Don’t Look Back

It would seem that if one wanted to “turn this ship around,” it would be advantageous to actually look behind you – if Judge Lacy ruined Judge Carlow’s good works, wouldn’t you want to find out how Judge Carlow was so successful? The FAC refused to look further back than the beginning of Judge Lacy’s term, however, and aggressively resisted the efforts of others to do so.

One of the primary talking points of Judge Carlow’s supporters is that there was a $6 million surplus when Judge Lacy took office, which Judge Lacy wasted through poor management. When Financial Advisory Committee member Robert Worthen (Judge Lacy’s appointee) asked County Treasurer Donna Burns for bank records for the last ten years, he understood Ms. Burns to say that she only had the past three years, and that her predecessor, Bryce Feasel, had shredded everything prior to that. Mr. Worthen sought legal advice from the Sheriff and DA’s office, for it seemed that he been informed of a crime perpetrated by Mr. Feasel.

However, FAC chairman Mike Sandefur told (via email) other committee members, county officials, some members of the media, and various public and private individuals  (apparently around the same time that he sent the church sign picture, above) that Mr. Worthen had accused Ms. Burns of a crime, and threatened her with a lawsuit. From that point on, Mr. Worthen was excluded from all meetings. You can read the details of that kerfuffle here.

Mr. Worthen didn’t stop his research, though, and one of his subsequent reports set the stage for the most egregious example of the FAC’s aggressive attempts to deflect criticism from anyone but Judge Lacy.

On September 8, Mr. Worthen reported that many county offices were not complying with state law regarding monthly and annual reports to the Court. When asked for an example, he read from Texas Local Government Code Section 114.022, regarding mandatory monthly reports from the County Auditor. I obtained a copy of Mr. Worthen’s 40-page document – you can read it here. Not just the auditor, but the district clerk, county clerk, county judge, county treasurer, sheriff, district attorney, county attorney, constable, or justice of the peace or anyone else who collects or handles any money for the use of the county shall make a full report at least once a month at a regular term to the commissioners court.

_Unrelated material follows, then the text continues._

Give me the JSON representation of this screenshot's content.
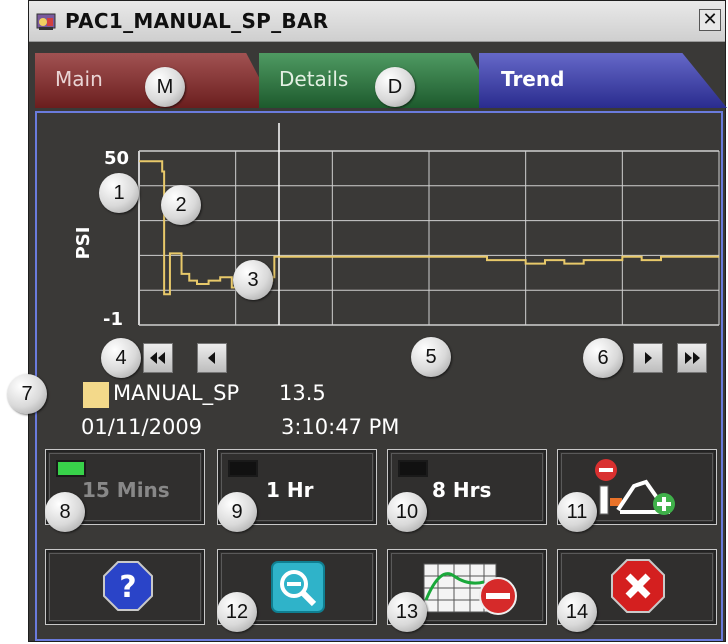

Mr. Dike insisted that the annual audit of the county’s financial statement fulfilled the requirements as far as the auditor was concerned, and stated, “This is just… this is ridiculous. This is all political. This is all [gesturing at Worthen] crap.” Later, Dike went so far as to question Worthen’s intelligence in an attempt to discredit him, and told the Court that the FAC disagreed with most of what Mr. Worthen said, and suggested that “the best thing you can do with what he said is just forget it, because a lot of it is wrong.”

At the time, I wondered why it was so important to the FAC (actually, just Mr. Sandefur and Mr. Dike) that fundamental (and legally required) accounting practices be ignored, and why the Financial Advisory Committee had never even brought it up – you’d think that accurate financial information would be important to improving the county’s financial position. From the point of view of this editorial, though, they were doing exactly what they planned to do – deflect criticism from anyone but Judge Lacy. The video and report from that day are here – decide for yourself.

Credit Where Credit is Due

One more thing – if you accept, from his inclusion in the emails above, that Gabe Tarr played an unofficial role in the FAC’s efforts, it explains why he has been so outspoken – sometimes disruptive – in Court. A good example is from the September 16 budget hearing. Mr. Tarr began harassing Ms. Smith when she said, “It does matter what happened twenty years ago.” You can watch it here – start at about the 38:00 mark. Mr. Tarr’s is the loud voice off-camera.

0 thoughts on “Did Bowie County’s Financial Advisory Committee Have a Hidden Agenda?

Leave a Reply

Your email address will not be published.

This site uses Akismet to reduce spam. Learn how your comment data is processed.